• **Work to be completed**
Return copies of the lines below that mention "this".

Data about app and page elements
-- Opening Marker --

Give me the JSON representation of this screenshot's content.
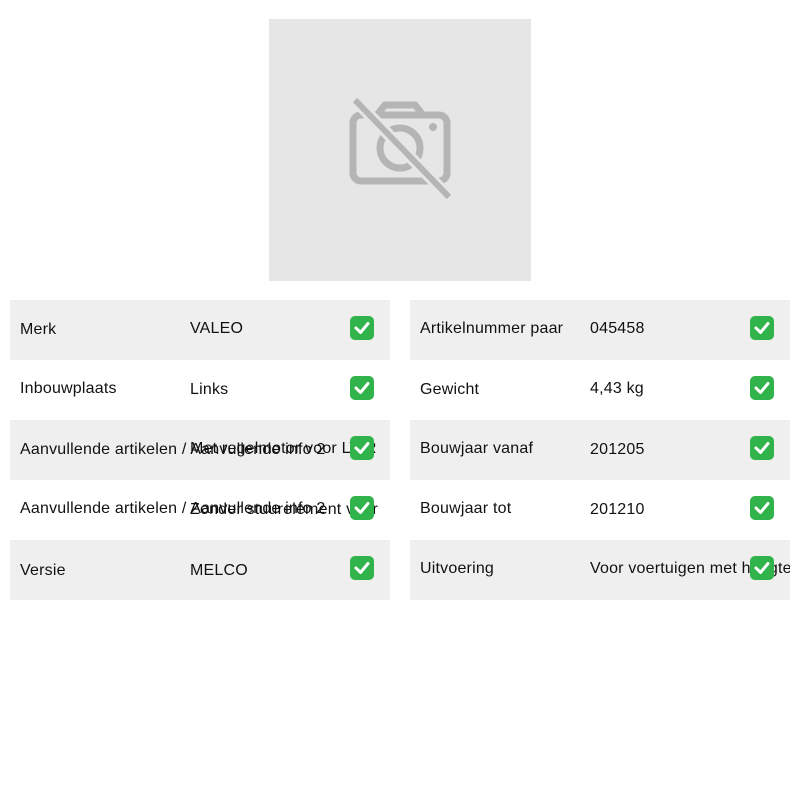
{
  "photo": {
    "icon": "camera-off-icon"
  },
  "left_table": [
    {
      "label": "Merk",
      "value": "VALEO",
      "status_icon": "check-icon"
    },
    {
      "label": "Inbouwplaats",
      "value": "Links",
      "status_icon": "check-icon"
    },
    {
      "label": "Aanvullende artikelen / Aanvullende info 2",
      "value": "Met regelmotor voor LWR",
      "status_icon": "check-icon"
    },
    {
      "label": "Aanvullende artikelen / Aanvullende info 2",
      "value": "Zonder stuurelement voor",
      "status_icon": "check-icon"
    },
    {
      "label": "Versie",
      "value": "MELCO",
      "status_icon": "check-icon"
    }
  ],
  "right_table": [
    {
      "label": "Artikelnummer paar",
      "value": "045458",
      "status_icon": "check-icon"
    },
    {
      "label": "Gewicht",
      "value": "4,43 kg",
      "status_icon": "check-icon"
    },
    {
      "label": "Bouwjaar vanaf",
      "value": "201205",
      "status_icon": "check-icon"
    },
    {
      "label": "Bouwjaar tot",
      "value": "201210",
      "status_icon": "check-icon"
    },
    {
      "label": "Uitvoering",
      "value": "Voor voertuigen met hoogteregeling",
      "status_icon": "check-icon"
    }
  ],
  "colors": {
    "check_bg": "#2fb34a",
    "row_shade": "#efefef",
    "photo_bg": "#e6e6e6",
    "icon_grey": "#b5b5b5"
  }
}
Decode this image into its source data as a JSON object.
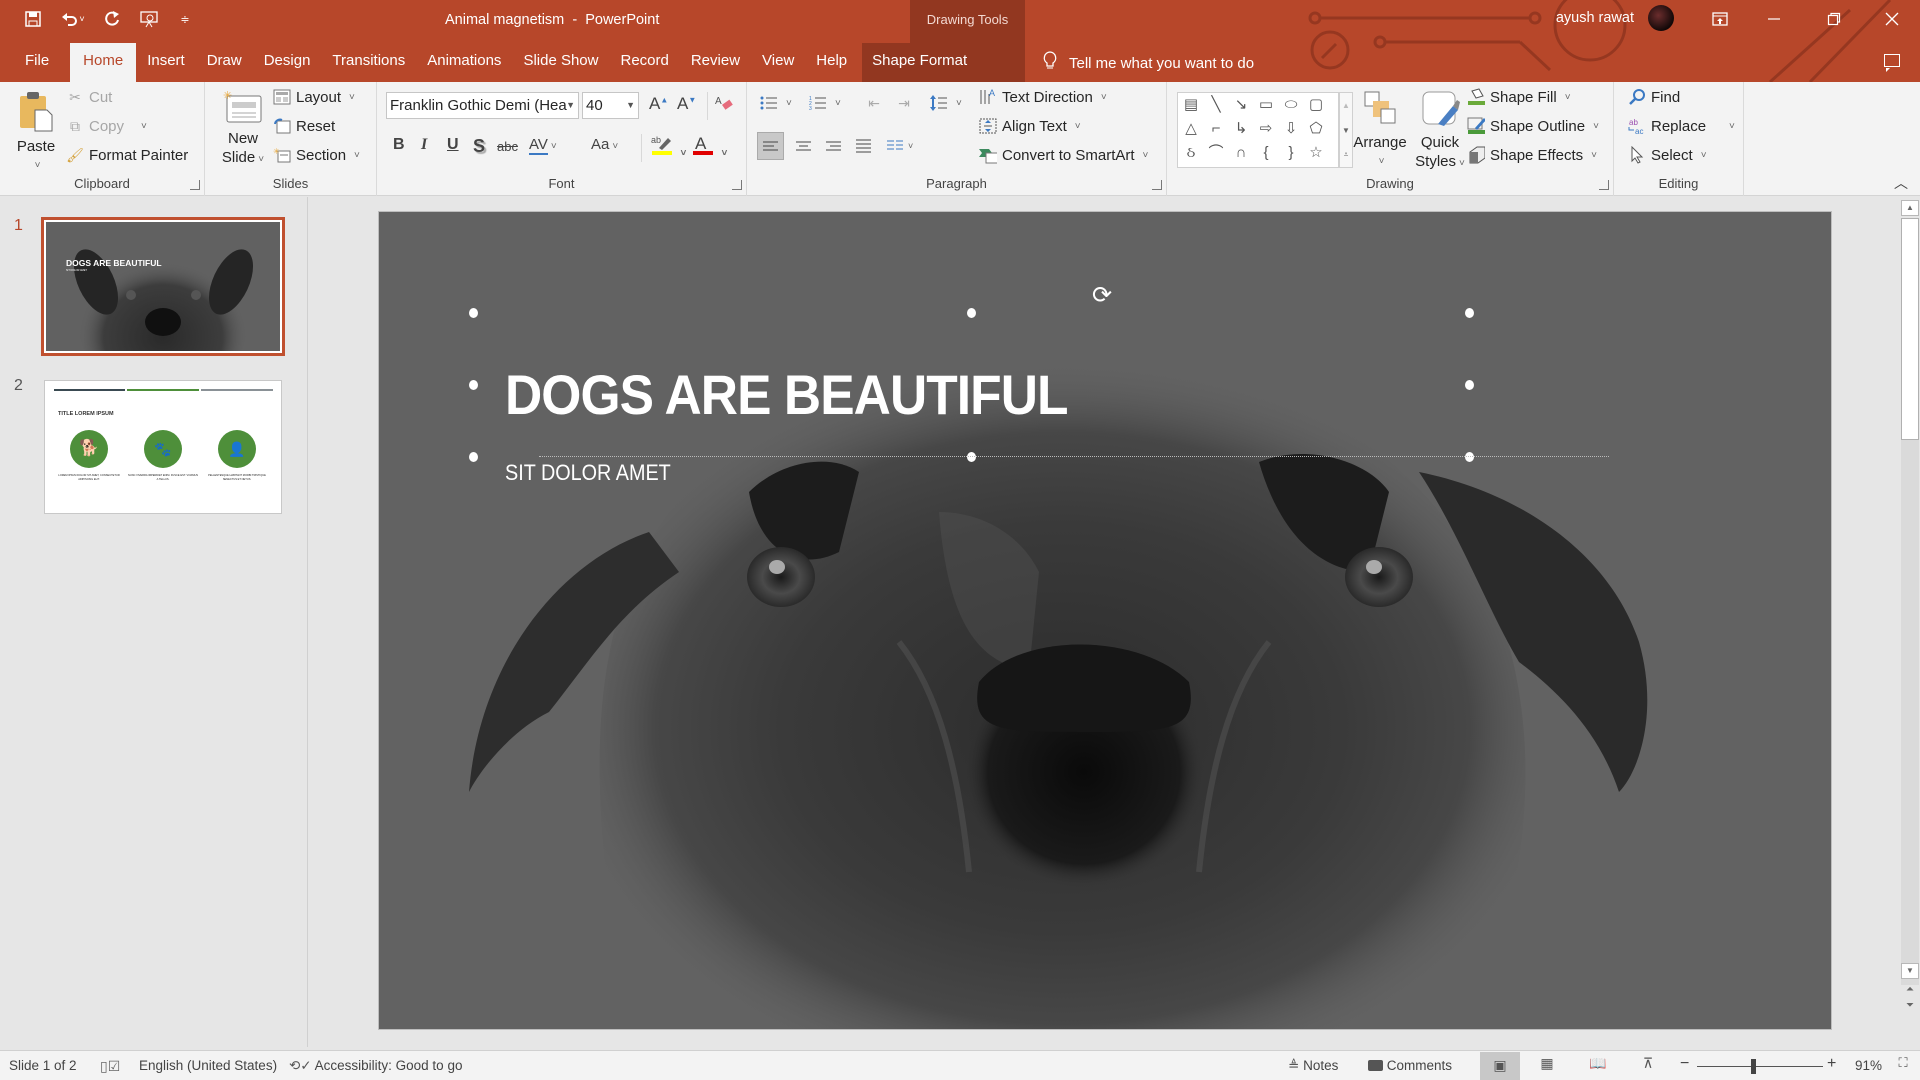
{
  "app": {
    "document_title": "Animal magnetism",
    "app_name": "PowerPoint",
    "title_separator": " - ",
    "context_tab_group": "Drawing Tools",
    "user_name": "ayush rawat",
    "accent_color": "#b7472a"
  },
  "quick_access": {
    "save_icon": "save-icon",
    "undo_icon": "undo-icon",
    "redo_icon": "redo-icon",
    "present_icon": "start-from-beginning-icon",
    "customize_icon": "customize-qat-icon"
  },
  "tabs": [
    {
      "label": "File",
      "active": false
    },
    {
      "label": "Home",
      "active": true
    },
    {
      "label": "Insert",
      "active": false
    },
    {
      "label": "Draw",
      "active": false
    },
    {
      "label": "Design",
      "active": false
    },
    {
      "label": "Transitions",
      "active": false
    },
    {
      "label": "Animations",
      "active": false
    },
    {
      "label": "Slide Show",
      "active": false
    },
    {
      "label": "Record",
      "active": false
    },
    {
      "label": "Review",
      "active": false
    },
    {
      "label": "View",
      "active": false
    },
    {
      "label": "Help",
      "active": false
    },
    {
      "label": "Shape Format",
      "active": false
    }
  ],
  "tell_me": "Tell me what you want to do",
  "ribbon": {
    "clipboard": {
      "label": "Clipboard",
      "paste": "Paste",
      "cut": "Cut",
      "copy": "Copy",
      "format_painter": "Format Painter"
    },
    "slides": {
      "label": "Slides",
      "new_slide_line1": "New",
      "new_slide_line2": "Slide",
      "layout": "Layout",
      "reset": "Reset",
      "section": "Section"
    },
    "font": {
      "label": "Font",
      "font_name": "Franklin Gothic Demi (Hea",
      "font_size": "40",
      "bold": "B",
      "italic": "I",
      "underline": "U",
      "shadow": "S",
      "strikethrough": "abc",
      "char_spacing": "AV",
      "change_case": "Aa",
      "highlight_color": "#ffff00",
      "font_color": "#e00000"
    },
    "paragraph": {
      "label": "Paragraph",
      "text_direction": "Text Direction",
      "align_text": "Align Text",
      "convert_smartart": "Convert to SmartArt"
    },
    "drawing": {
      "label": "Drawing",
      "arrange": "Arrange",
      "quick_styles_line1": "Quick",
      "quick_styles_line2": "Styles",
      "shape_fill": "Shape Fill",
      "shape_outline": "Shape Outline",
      "shape_effects": "Shape Effects",
      "shapes": [
        "text-box",
        "line",
        "arrow",
        "rectangle",
        "oval",
        "rounded-rectangle",
        "triangle",
        "elbow-connector",
        "elbow-arrow",
        "right-arrow",
        "down-arrow",
        "snip-shape",
        "freeform",
        "arc",
        "curve",
        "left-brace",
        "right-brace",
        "star"
      ]
    },
    "editing": {
      "label": "Editing",
      "find": "Find",
      "replace": "Replace",
      "select": "Select"
    }
  },
  "thumbnails": [
    {
      "number": "1",
      "title": "DOGS ARE BEAUTIFUL",
      "subtitle": "SIT DOLOR AMET",
      "selected": true
    },
    {
      "number": "2",
      "title": "TITLE LOREM IPSUM",
      "selected": false,
      "captions": [
        "LOREM IPSUM DOLOR SIT AMET, CONSECTETUR ADIPISCING ELIT.",
        "NUNC VIVERRA IMPERDIET ENIM. FUSCE EST. VIVAMUS A TELLUS.",
        "PELLENTESQUE HABITANT MORBI TRISTIQUE SENECTUS ET NETUS."
      ],
      "icons": [
        "dog-icon",
        "paw-prints-icon",
        "veterinarian-icon"
      ],
      "bar_colors": [
        "#3a4a52",
        "#4e8f3a",
        "#8a9196"
      ]
    }
  ],
  "slide": {
    "title": "DOGS ARE BEAUTIFUL",
    "subtitle": "SIT DOLOR AMET",
    "background_image": "dog-face-photo"
  },
  "status": {
    "slide_indicator": "Slide 1 of 2",
    "language": "English (United States)",
    "accessibility": "Accessibility: Good to go",
    "notes": "Notes",
    "comments": "Comments",
    "zoom_percent": "91%",
    "zoom_value": 0.91
  }
}
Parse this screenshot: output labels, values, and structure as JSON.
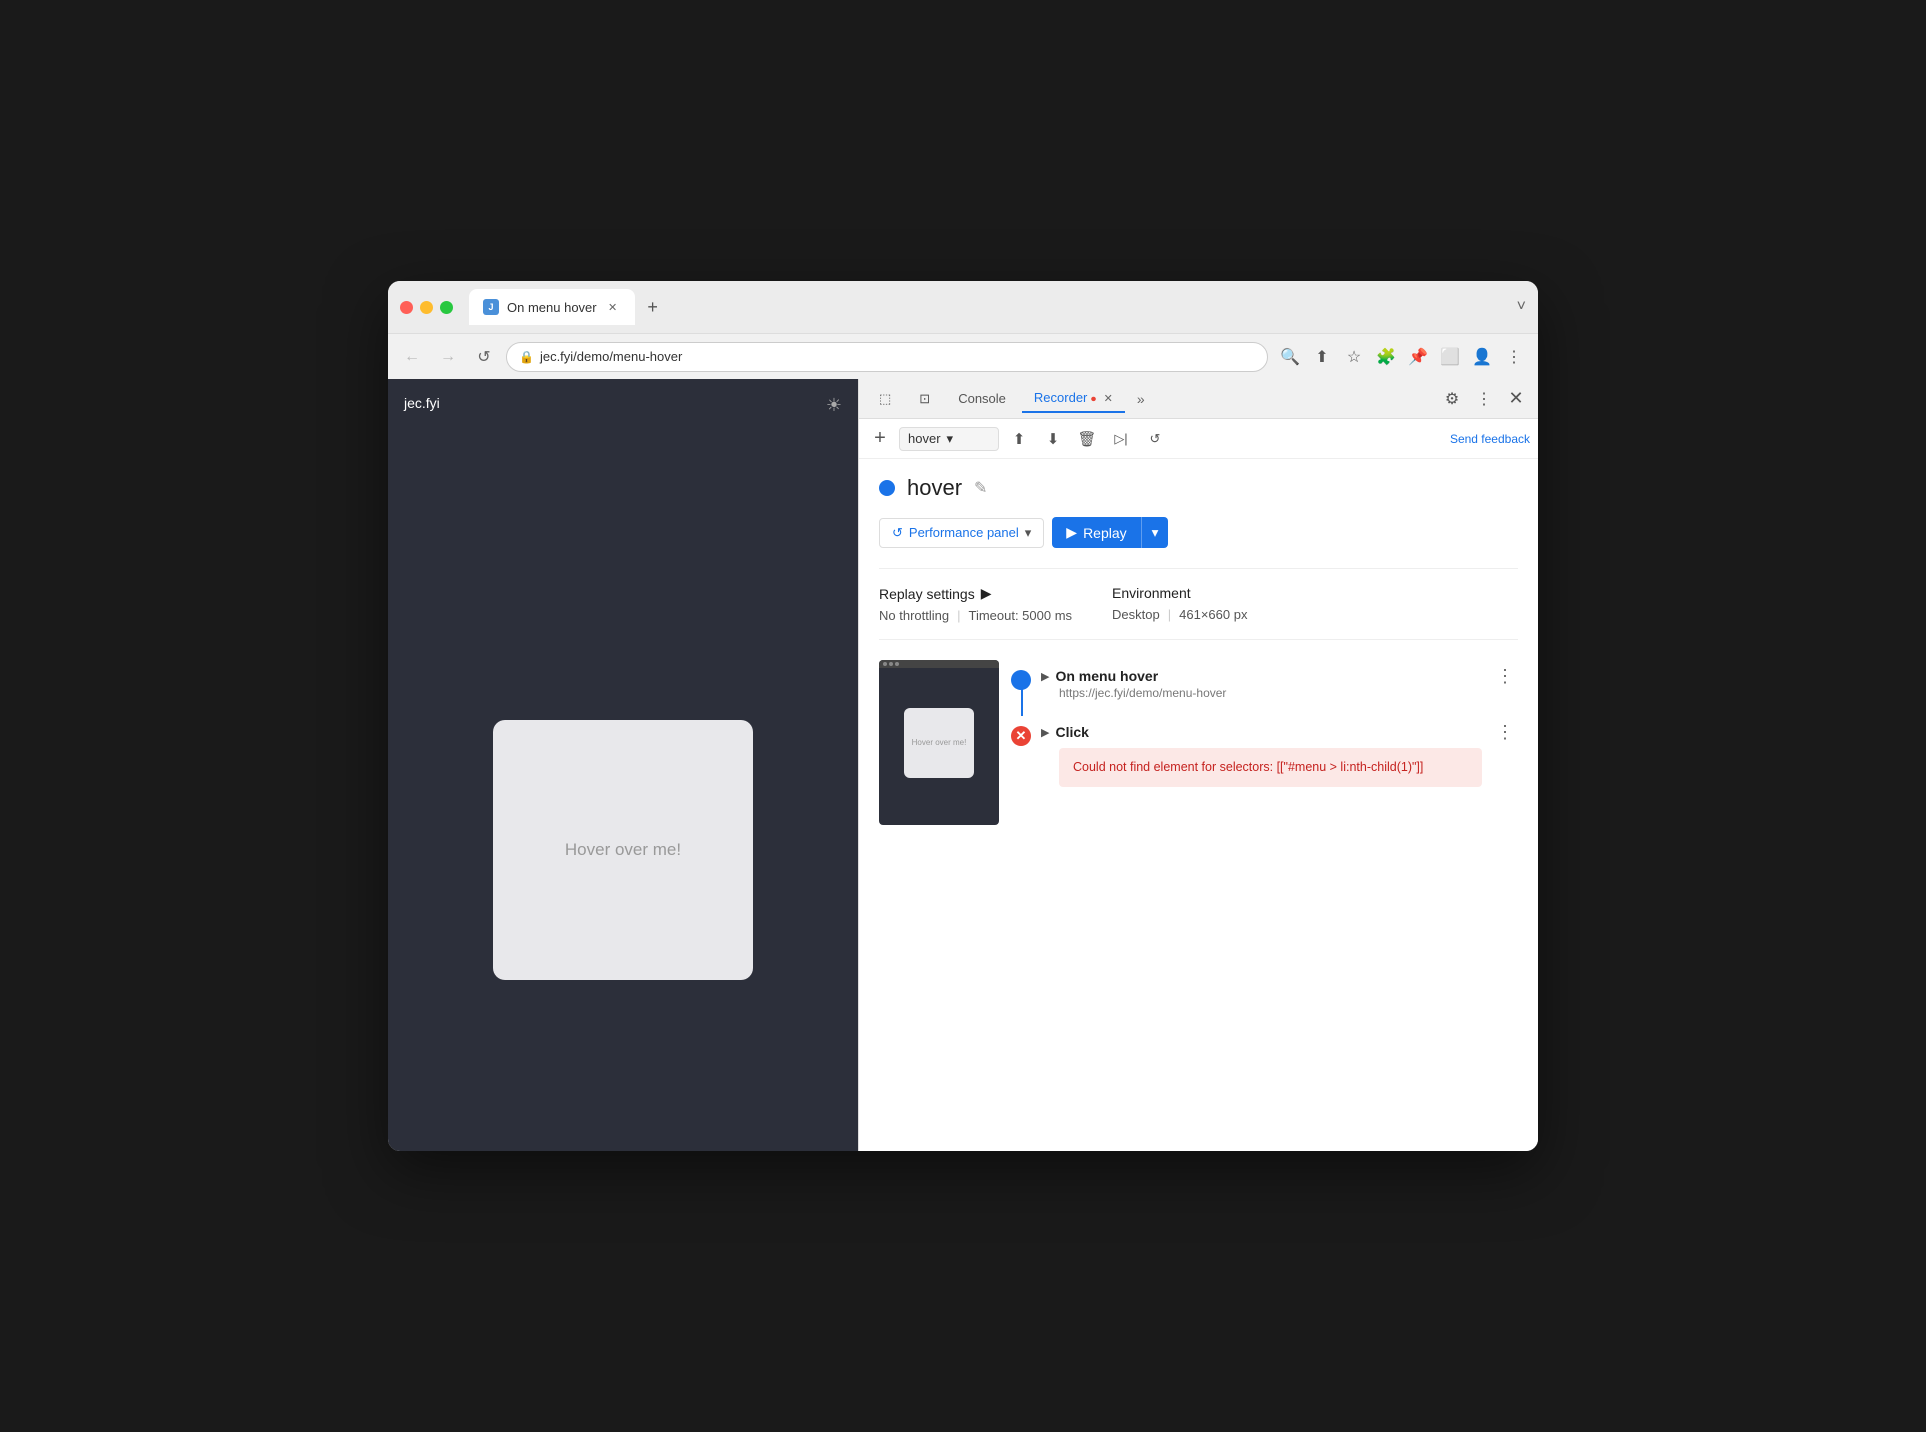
{
  "browser": {
    "tab_title": "On menu hover",
    "tab_favicon_text": "J",
    "address": "jec.fyi/demo/menu-hover",
    "new_tab_label": "+",
    "expand_label": "˅"
  },
  "nav": {
    "back_icon": "←",
    "forward_icon": "→",
    "refresh_icon": "↺"
  },
  "toolbar_icons": [
    "🔍",
    "⬆",
    "★",
    "🧩",
    "🖊",
    "⬜",
    "👤",
    "⋮"
  ],
  "webpage": {
    "logo": "jec.fyi",
    "hover_text": "Hover over me!"
  },
  "devtools": {
    "tabs": [
      "Console",
      "Recorder"
    ],
    "active_tab": "Recorder",
    "recorder_badge": "🔴",
    "more_icon": "»",
    "settings_icon": "⚙",
    "dots_icon": "⋮",
    "close_icon": "✕"
  },
  "recorder_toolbar": {
    "plus_label": "+",
    "dropdown_value": "hover",
    "dropdown_arrow": "▾",
    "upload_icon": "⬆",
    "download_icon": "⬇",
    "delete_icon": "🗑",
    "play_icon": "▶",
    "replay_all_icon": "↺",
    "send_feedback": "Send feedback"
  },
  "recording": {
    "title": "hover",
    "edit_icon": "✎",
    "dot_color": "#1a73e8"
  },
  "perf_panel": {
    "icon": "↺",
    "label": "Performance panel",
    "arrow": "▾"
  },
  "replay_btn": {
    "icon": "▶",
    "label": "Replay",
    "dropdown_arrow": "▾"
  },
  "settings": {
    "replay_settings_label": "Replay settings",
    "replay_settings_arrow": "▶",
    "throttling": "No throttling",
    "timeout": "Timeout: 5000 ms",
    "environment_label": "Environment",
    "desktop": "Desktop",
    "resolution": "461×660 px"
  },
  "steps": [
    {
      "type": "navigate",
      "title": "On menu hover",
      "subtitle": "https://jec.fyi/demo/menu-hover",
      "indicator": "blue",
      "has_connector": true
    },
    {
      "type": "click",
      "title": "Click",
      "subtitle": "",
      "indicator": "red",
      "has_connector": false,
      "error": "Could not find element for selectors: [[\"#menu > li:nth-child(1)\"]]"
    }
  ]
}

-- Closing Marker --

• **Response**
Give me the JSON representation of this screenshot's content.
Decode this image into its source data as a JSON object.
Parse this screenshot: output labels, values, and structure as JSON.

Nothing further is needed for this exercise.